Conservatives often accuse liberals of being starry-eyed idealists, but the level of fantasy and delusion it takes to believe that we can address the problems faced by a nation of 300 million people by returning to the approach we took to such matters at the turn of the 20th century, when our population was far smaller and our economy and our challenges far less complex, is off the charts.
We still must deliver prosperity, health, safety and all of the other desirable ends upon which civilized people agree. We cannot, however, depend on some fantasy version of a government-free society to provide it. We’ve tried that before. It did not work then and it will not work now. While I want to believe in the goodness of my fellow man, people, when given a choice, will not be charitable enough en masse to address these societal problems. To meet challenges that impact an entire nation, it takes the mobilization of the entire nation. It’s simply a matter of complexity and scale.

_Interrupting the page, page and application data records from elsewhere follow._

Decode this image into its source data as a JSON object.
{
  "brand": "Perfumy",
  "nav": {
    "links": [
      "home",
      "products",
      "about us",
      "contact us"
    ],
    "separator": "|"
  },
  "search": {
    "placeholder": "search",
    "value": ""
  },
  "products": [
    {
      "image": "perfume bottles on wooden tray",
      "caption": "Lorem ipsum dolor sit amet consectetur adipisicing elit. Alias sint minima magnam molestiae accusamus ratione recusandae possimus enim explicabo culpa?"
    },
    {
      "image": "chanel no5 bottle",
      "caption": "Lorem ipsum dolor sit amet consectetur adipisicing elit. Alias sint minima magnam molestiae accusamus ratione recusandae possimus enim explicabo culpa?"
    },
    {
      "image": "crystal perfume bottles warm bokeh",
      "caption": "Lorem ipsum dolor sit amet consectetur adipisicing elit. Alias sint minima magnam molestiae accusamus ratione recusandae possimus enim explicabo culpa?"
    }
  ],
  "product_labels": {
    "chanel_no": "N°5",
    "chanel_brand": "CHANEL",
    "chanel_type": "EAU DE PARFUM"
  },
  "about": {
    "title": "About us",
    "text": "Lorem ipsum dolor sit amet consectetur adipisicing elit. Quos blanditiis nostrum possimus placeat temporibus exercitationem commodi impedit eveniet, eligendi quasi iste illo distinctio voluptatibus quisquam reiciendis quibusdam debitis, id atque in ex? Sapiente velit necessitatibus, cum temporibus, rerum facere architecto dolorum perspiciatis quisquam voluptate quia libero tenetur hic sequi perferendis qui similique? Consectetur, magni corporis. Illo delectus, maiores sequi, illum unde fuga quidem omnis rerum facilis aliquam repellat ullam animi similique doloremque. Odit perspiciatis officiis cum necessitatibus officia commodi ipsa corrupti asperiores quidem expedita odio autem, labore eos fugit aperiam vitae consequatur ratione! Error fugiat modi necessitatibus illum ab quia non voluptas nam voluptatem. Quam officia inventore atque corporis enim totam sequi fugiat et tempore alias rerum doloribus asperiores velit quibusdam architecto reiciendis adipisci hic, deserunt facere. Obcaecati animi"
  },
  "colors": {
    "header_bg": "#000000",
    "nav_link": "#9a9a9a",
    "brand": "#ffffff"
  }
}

Doing so means searching for the appropriate balance between public and private efforts while acknowledging that both public and private efforts are legitimate and effective when properly supported and properly deployed. It means that it is time to stop pretending that government is the enemy and acknowledge that government, in many cases, is the most effective means of delivering the ends we all desire. Mostly because, as we have seen, the private sector has no interest in delivering many of them.
As it stands, the hard turn to toward the private sector we’ve taken as a country since 1980 — first rhetorically, and now in practice — has led to suffering and inequality on a level not seen since before the New Deal and is quickly exacerbating the problems we face as a nation. It is time to restore some of the balance we saw when America was, without question, the leader of the world in prosperity and freedom.